At least professional clubs like Manchester United allow their top young players to train for free - just like most every other professional soccer club in the world. The reason these clubs don’t charge money for their academies is because they’re trying to develop these players into senior players who can, in turn, help them SELL TICKETS. Again, this is the primary objective of professional soccer clubs.

At minimum, what are the parameters of this exclusive relationship between the BCSA and the Whitecaps? For example, can the Prospects Program balloon their U12 boys age group to 60 players - all of whom are paying a fee? Does the program have to end on a certain date during the year or can it run all through the summer? Why isn’t the BCSA mandating that the Prospects Program be offered free of charge in order to be part of the pathway? Players do not pay for the National Training Centre. Why are they being forced to pay for the Prospects? In other words, at what point does the Whitecaps Prospects Program simply become a user-pay academy under the guise of elite player development as identified by the BCSA Player Development Pathway?

This is not to say that private businesses in our soccer community should be reviled or mistrusted. I have no doubt that the Whitecaps earnestly believe in developing young players and developing the game in this province - so does TSS Academy, so does most everyone involved in coaching young soccer players, whether they be paid professionals or volunteers. It’s silly to believe that charging a fee somehow calls into question one’s motives. For example, Dynasty Electric in Delta, BC manufactures and sells electric cars. Do they care about the environment? Of course they do. Do they charge money for their cars? Of course they do. The issue is not the motives or even the efficacy of a private business training young players in this province. The alarming issue is that our governing body has exclusively placed a single professional soccer club at the heart of its development model. The BCSA has elevated one private business above all the rest, an organization that is not even in the primary business of developing players. It’s questionable at best for the BCSA to give any private business that kind of monopoly. And even if one has no issues with this decision, where was the due process? At minimum, where was the Call for Tenders? I’m sure there would have been quite a few businesses interested in bidding on that contract.

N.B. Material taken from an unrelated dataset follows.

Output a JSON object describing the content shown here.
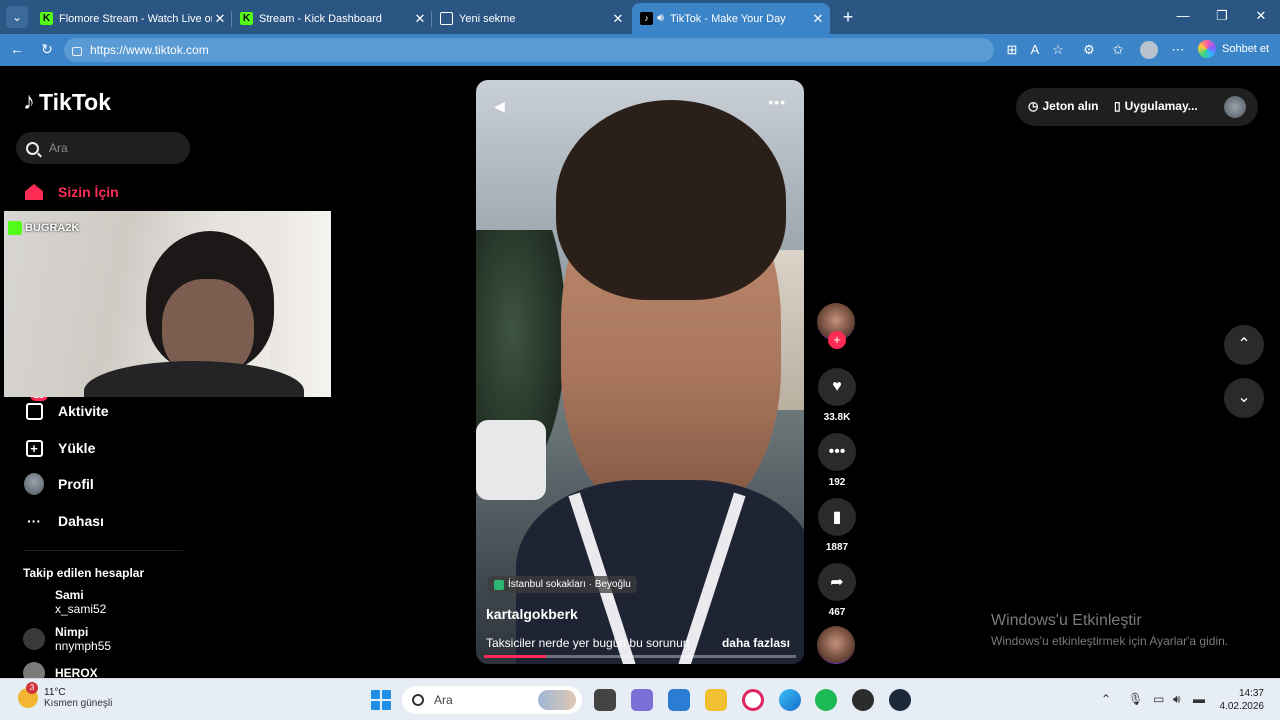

Colin Elmes is the Director and Owner of TSS Academy in Richmond, BC